Tillerson calls on Rouhani to stop Iran's ballistic missile tests
Iran Press TV
Sun May 21, 2017 4:32AM
US Secretary of State Rex Tillerson has called on Iranian President Hassan Rouhani to end the country's ballistic missile tests in what is Washington's first reaction to his re-election.
Tillerson made the remarks during a joint news conference with his Saudi counterpart on Saturday following Rouhani's landslide election victory and winning a second term in office through presidential polls held on Friday.
He repeated a Western accusation that Iran supports terrorism, saying, "What I would hope, is that Rouhani... use that (new) term to begin a process of dismantling Iran's network of terrorism, dismantling its financing of the terrorist network, dismantling the manning and the logistics and everything that they provide to these destabilizing forces that exist in this region."

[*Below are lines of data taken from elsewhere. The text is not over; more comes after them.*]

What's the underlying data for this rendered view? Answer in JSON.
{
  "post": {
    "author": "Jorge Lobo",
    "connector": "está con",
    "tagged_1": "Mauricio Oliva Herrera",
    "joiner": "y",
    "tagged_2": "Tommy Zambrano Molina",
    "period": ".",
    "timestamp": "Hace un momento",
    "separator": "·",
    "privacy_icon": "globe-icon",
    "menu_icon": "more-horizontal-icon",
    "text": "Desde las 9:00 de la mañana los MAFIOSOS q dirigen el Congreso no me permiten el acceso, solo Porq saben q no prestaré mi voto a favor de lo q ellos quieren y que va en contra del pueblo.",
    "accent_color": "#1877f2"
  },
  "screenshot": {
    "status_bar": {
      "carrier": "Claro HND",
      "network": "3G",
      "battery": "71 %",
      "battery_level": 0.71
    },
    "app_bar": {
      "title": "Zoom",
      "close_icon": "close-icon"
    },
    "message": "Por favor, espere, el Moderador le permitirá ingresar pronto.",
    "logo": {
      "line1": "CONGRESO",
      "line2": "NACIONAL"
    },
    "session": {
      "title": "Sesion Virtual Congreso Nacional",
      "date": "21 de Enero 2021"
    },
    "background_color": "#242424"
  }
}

"We also hope that he puts an end to their ballistic missile testing," Tillerson said on the first day of a visit by President Donald Trump to Saudi Arabia where he signed a whopping $110 billion weapons deal with the Saudi kingdom.

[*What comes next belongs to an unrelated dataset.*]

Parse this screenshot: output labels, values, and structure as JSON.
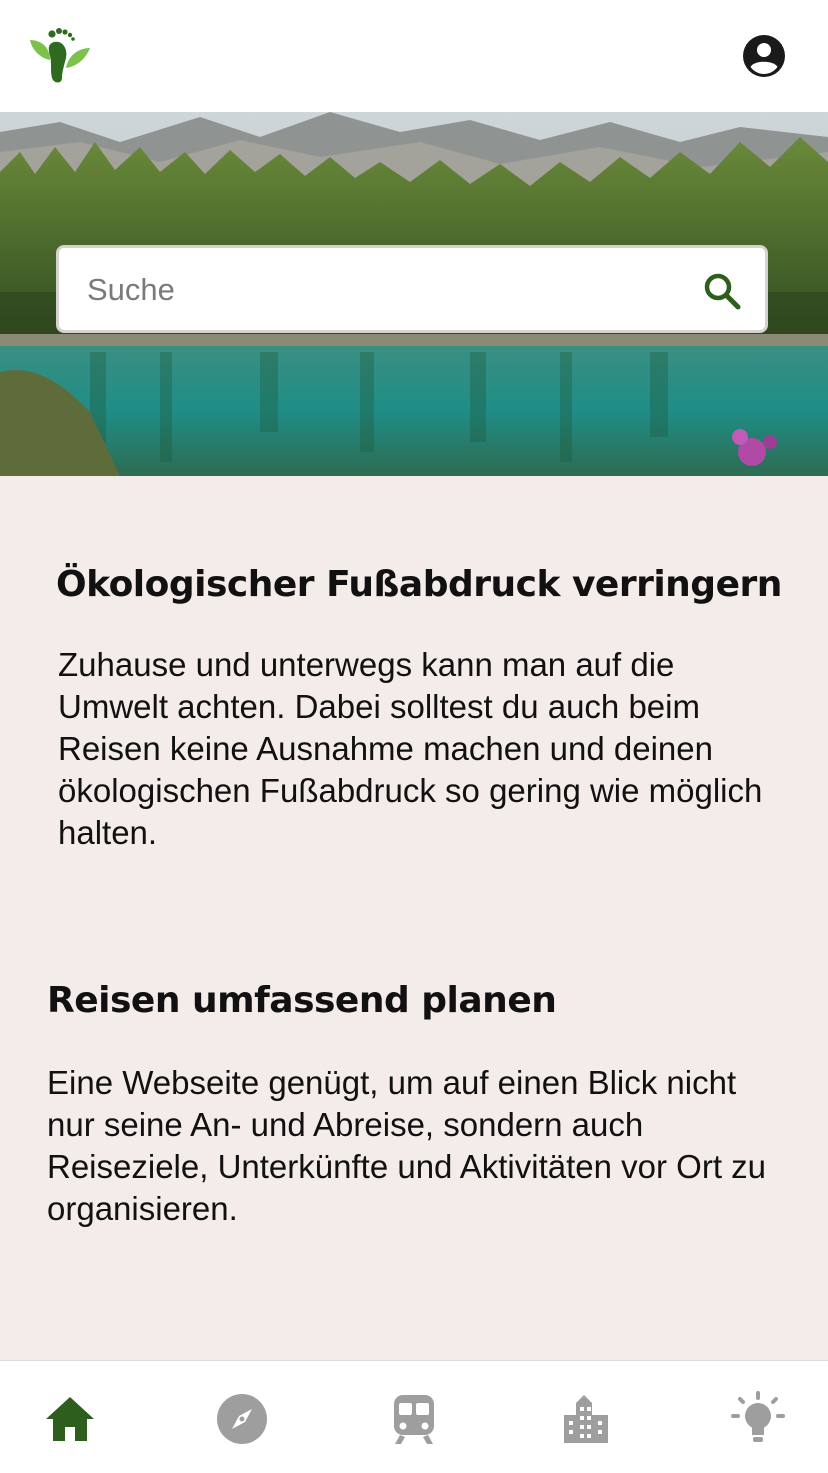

Tehran has always said its missile tests pose no threat to any country and that they are conducted to boost Iran's defense capabilities, enhance national security and promote regional peace and stability.
The United States and its allies, particularly Saudi Arabia, have always drawn massive criticism for supporting and financing terrorist groups, which have carried out numerous terrorist attacks in the Middle East, throughout Europe and elsewhere.
Since 2011, the Saudi regime has also been sponsoring Takfiri terrorists fighting against the Syrian government, which has left hundreds of thousands dead and millions more displaced.
Trump, who arrived in Riyadh on Friday, signed an arms deal with the Saudi kingdom that has been pounding Yemen since March 2015, an assault that has so far left 12,000 people dead, most of them civilians.
The pact includes a $6 billion contract to assemble 150 Lockheed Martin Blackhawk helicopters in Saudi Arabia. It also includes a $1 billion THAAD missile system and a contract for four multi-mission warships worth $11.5 billion.
|Join the GlobalSecurity.org mailing list|